Malaysia’s official stance on LGBT issues has long been unequivocal and unforgiving, but it doesn’t mean that change isn’t on the horizon, especially at grassroots level.
In Malaysia, it’s no secret that you could be imprisoned for sodomy, convicted for cross-dressing, and thrown into ‘anti-gay’ camps for ‘effeminate’ behavior. The Penal Code 377 explicitly forbids sodomy and ‘carnal intercourse against the order of nature,’ and former Prime Minister Najib Razak has compared LGBT groups to Islamic State terrorists for influencing the nation’s youth.
With such unambiguous hostility towards the LGBT community, it’s no wonder they have gone underground or decided to find repose elsewhere.
When asked if the situation in Malaysia is getting any better, a 25-year-old citizen, who does not wish to be named said: “Yes and no. The younger generations who are more exposed to global news are more okay with it now, but the growing number of extremists in Malaysia can be quite worrying for me too.”
Indeed, it seems as though there is a growing militantism and more ‘well-meaning’ efforts to lead the ‘stray’ back to the ‘straight’ path.
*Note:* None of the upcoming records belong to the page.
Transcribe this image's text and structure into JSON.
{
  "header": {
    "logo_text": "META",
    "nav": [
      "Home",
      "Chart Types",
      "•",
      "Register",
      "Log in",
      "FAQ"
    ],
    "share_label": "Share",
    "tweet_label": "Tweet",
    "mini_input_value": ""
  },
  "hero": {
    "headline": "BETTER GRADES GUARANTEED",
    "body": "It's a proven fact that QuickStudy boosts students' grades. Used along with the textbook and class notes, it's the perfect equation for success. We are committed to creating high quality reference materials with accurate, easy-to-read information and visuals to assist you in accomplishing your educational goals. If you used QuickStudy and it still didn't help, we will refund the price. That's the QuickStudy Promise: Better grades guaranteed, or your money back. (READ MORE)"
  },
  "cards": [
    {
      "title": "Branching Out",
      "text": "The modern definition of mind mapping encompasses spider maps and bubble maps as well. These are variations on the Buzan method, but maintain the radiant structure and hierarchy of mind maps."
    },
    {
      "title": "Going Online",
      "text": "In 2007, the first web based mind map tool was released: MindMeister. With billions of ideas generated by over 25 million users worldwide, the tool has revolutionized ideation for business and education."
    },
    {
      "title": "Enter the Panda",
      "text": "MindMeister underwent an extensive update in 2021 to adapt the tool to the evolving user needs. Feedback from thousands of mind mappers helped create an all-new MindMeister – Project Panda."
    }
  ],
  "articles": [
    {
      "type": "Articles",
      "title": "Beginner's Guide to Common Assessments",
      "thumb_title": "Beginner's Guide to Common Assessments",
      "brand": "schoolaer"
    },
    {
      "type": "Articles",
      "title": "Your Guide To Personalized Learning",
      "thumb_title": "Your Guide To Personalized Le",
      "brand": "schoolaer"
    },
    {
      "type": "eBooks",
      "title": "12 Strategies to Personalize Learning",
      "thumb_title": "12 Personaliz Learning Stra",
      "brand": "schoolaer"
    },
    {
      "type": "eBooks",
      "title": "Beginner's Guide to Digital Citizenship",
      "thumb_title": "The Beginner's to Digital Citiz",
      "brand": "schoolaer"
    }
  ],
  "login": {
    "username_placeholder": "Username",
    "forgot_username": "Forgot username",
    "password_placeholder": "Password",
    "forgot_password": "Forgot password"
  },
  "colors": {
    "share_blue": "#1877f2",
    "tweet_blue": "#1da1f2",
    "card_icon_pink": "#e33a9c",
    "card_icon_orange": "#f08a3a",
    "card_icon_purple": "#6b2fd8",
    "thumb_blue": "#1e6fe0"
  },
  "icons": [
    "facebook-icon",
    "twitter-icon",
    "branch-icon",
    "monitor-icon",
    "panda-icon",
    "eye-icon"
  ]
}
In 2017, an 18-year-old boy was burned and beaten to death for being a pondan (a derogatory term for a transgender person), a 26-year-old transgender woman was knifed and shot dead a few months later, and a local newspaper recently published a ‘checklist’ on identifying potential gay and lesbian people.
But just because the conversation is suppressed, doesn’t mean that it’s non-existent. Social media star Arwind Kumar has released a video in response to Sinar Harian’s ‘checklist’, saying: “It’s so disappointing to see how people actually waste time posting articles like this on newspapers instead of spreading actual awareness, actual education, which can actually save the lives of many out there.”
His video has received over 100,000 views.
And while it seems that the legal system on gay rights has not budged since pre-Independence, the Malaysian Bar has proved more than willing to hear its advocates out. This speech on gay rights was the winner in the Human Rights Debate-Public Speaking Competition in 2008.
“I do not speak for the person I love,” said the speaker. “Neither do I speak on behalf of the estimated 350,000 gays and lesbians in Malaysia. Rather, I speak on behalf of humanity as a whole, because our fate is intertwined. When one man is not free, all are bound.”
She added: “I also hope that you will join me in the cause to uphold gay rights. But if that is too much to ask of you, then I appeal for tolerance.”
Local LGBT rights activists have also been fighting against the country’s general air of homophobia. In response to the health ministry’s national film competition with its implicit theme of preventing homosexuality, activists Nisha Ayub and Pang Khee Teik have expressed their shock.
“This is encouraging discrimination, hatred, and even violence towards the minorities,” says Ayub.
Elsewhere, the annual sexuality rights festival, Seksualiti Merdeka, has been banned since 2011, but Rainbow Rojak, one of KL’s longest-running queer community nights, is still going strong. And the youth-led newspaper R.AGE is raising awareness on school-level bullying against students who are mocked and tyrannized for being ‘soft’ and ‘pondan.’
Disney’s The Beauty and the Beast was also originally banned for release in Malaysian cinemas due to its supporting of gay character, Le Fou, but the decision was reversed later after the reviewing committee decided that the scenes were not offensive.
So is there hope for the LGBT community in Malaysia? Is Malaysia becoming more open-minded?
Says 24-year-old Lee*: “The younger generations, definitely. It’s different now for them, compared to us Gen Y who grew up in a different kind of childhood. Some of them are even more expressive and find it easier to be themselves these days.”
However, Lee also adds: “I cannot say the same for the older generations but there are some who are very open to the idea and very accepting of their children. It’s really heartwarming to read these happy stories when I see them trending on social media.”
*Real names have been concealed to protect anonymity.